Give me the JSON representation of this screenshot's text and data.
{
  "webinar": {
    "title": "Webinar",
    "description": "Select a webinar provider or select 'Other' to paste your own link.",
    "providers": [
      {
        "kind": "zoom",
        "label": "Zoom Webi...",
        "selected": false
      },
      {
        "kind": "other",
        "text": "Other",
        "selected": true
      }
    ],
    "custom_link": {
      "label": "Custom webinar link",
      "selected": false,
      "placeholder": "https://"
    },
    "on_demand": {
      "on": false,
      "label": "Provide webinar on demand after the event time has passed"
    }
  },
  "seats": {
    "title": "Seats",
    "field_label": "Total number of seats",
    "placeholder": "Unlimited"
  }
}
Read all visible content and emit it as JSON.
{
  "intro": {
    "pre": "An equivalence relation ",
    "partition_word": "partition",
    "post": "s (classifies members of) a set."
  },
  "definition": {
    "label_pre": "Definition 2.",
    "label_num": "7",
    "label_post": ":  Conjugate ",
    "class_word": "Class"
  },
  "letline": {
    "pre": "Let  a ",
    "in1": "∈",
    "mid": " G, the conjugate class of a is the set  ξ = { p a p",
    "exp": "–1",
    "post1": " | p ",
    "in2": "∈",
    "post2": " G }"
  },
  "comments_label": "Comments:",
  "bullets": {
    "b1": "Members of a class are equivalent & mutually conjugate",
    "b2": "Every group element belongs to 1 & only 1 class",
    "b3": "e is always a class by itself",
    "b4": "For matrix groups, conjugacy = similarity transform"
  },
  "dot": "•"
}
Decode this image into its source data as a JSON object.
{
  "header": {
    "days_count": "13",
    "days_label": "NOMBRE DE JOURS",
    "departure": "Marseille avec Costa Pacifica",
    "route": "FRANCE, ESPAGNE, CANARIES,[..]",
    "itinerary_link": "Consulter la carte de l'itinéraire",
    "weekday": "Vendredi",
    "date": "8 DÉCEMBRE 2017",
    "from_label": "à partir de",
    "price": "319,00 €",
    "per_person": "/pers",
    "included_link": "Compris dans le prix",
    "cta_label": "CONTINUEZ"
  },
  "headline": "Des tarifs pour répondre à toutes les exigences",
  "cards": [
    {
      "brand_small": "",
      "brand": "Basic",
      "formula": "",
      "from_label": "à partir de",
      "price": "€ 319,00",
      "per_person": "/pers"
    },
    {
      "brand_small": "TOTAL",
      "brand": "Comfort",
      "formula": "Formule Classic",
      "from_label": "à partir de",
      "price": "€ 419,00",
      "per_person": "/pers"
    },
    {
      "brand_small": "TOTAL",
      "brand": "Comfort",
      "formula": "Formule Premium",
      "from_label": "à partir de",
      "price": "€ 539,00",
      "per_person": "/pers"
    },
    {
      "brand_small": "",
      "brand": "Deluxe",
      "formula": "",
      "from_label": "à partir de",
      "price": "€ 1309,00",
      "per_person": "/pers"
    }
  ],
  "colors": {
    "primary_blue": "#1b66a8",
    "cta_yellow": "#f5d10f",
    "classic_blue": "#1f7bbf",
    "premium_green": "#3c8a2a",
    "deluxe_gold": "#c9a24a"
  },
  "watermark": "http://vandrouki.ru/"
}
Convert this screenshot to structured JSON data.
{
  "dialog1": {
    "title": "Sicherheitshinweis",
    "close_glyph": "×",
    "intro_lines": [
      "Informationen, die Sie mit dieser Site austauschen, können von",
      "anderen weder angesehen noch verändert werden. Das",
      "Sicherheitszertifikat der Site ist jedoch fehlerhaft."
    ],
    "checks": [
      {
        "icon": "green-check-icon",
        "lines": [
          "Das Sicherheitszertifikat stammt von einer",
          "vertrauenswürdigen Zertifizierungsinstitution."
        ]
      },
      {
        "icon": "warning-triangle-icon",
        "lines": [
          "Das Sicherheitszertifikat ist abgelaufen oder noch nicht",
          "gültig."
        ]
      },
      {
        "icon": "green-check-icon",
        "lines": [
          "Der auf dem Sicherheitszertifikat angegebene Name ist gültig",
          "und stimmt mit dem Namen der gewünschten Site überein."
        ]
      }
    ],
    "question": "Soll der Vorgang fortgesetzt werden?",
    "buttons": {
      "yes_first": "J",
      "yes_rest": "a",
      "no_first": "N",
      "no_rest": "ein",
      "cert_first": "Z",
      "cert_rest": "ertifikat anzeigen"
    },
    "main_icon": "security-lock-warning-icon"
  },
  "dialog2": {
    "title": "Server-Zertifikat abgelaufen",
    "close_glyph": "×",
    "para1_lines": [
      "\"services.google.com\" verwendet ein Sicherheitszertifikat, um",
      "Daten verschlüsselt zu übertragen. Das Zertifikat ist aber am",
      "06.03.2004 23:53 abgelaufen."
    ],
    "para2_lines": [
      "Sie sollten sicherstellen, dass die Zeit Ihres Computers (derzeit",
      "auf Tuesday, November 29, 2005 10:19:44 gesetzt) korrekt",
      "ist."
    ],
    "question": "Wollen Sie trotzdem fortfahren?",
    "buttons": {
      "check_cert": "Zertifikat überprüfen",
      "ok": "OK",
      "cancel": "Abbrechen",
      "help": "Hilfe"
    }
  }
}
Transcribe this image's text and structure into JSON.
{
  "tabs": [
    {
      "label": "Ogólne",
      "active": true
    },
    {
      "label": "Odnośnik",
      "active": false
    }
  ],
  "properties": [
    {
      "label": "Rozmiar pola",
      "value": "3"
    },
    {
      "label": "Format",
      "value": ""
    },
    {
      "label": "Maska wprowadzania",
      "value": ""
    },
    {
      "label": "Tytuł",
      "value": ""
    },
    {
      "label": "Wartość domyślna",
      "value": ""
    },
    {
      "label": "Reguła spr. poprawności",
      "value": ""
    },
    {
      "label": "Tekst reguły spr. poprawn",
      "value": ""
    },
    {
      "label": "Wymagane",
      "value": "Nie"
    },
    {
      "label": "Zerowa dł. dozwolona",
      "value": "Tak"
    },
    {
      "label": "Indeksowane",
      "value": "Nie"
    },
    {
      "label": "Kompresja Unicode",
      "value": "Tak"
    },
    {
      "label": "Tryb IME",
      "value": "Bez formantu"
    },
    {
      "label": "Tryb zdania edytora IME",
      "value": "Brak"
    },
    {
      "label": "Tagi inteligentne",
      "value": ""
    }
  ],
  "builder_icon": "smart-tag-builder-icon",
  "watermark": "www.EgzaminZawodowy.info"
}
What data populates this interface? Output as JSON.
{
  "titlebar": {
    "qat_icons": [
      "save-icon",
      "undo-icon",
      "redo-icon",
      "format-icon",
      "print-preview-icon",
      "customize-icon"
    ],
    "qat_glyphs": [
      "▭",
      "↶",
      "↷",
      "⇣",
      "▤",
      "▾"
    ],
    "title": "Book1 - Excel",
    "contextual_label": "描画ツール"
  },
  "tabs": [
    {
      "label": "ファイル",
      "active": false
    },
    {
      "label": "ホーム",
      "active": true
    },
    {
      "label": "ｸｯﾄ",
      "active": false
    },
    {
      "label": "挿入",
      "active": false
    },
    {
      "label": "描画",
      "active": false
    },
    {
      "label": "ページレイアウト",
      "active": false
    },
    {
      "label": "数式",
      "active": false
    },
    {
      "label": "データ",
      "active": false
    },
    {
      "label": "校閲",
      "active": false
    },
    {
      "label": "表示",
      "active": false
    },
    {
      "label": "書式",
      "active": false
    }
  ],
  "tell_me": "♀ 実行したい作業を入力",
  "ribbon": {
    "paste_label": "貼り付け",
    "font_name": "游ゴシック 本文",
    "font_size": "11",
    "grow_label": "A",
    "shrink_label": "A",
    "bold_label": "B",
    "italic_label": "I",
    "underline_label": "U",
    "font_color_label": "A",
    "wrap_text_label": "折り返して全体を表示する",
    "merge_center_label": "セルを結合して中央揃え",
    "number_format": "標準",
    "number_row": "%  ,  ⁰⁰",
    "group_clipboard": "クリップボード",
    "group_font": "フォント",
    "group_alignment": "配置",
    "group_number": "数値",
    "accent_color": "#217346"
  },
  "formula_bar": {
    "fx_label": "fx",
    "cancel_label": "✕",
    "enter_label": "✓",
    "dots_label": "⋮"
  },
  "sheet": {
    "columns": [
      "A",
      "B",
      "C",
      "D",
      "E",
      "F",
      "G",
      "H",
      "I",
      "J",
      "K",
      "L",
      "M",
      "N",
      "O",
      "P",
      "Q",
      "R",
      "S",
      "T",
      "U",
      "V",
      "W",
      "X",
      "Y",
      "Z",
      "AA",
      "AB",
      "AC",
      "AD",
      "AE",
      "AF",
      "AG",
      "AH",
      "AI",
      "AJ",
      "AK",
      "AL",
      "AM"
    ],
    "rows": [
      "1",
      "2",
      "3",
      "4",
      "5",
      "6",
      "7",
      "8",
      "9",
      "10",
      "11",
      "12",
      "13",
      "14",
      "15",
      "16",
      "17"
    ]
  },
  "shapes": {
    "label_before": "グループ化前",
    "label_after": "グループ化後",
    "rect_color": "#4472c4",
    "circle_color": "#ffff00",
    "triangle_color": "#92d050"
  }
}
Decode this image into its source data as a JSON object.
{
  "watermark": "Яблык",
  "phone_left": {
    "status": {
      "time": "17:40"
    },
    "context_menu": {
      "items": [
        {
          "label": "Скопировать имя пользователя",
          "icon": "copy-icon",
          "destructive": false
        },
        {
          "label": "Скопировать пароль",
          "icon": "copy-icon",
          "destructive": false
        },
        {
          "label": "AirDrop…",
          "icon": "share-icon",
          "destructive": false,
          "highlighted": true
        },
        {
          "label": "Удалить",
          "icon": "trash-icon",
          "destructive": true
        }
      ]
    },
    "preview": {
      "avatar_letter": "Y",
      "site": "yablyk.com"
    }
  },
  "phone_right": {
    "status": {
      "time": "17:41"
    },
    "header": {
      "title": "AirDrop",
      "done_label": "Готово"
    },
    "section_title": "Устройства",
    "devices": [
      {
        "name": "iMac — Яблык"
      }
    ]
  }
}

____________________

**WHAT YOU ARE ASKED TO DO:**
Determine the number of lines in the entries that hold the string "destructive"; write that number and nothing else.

**WRITTEN ANSWER:**
4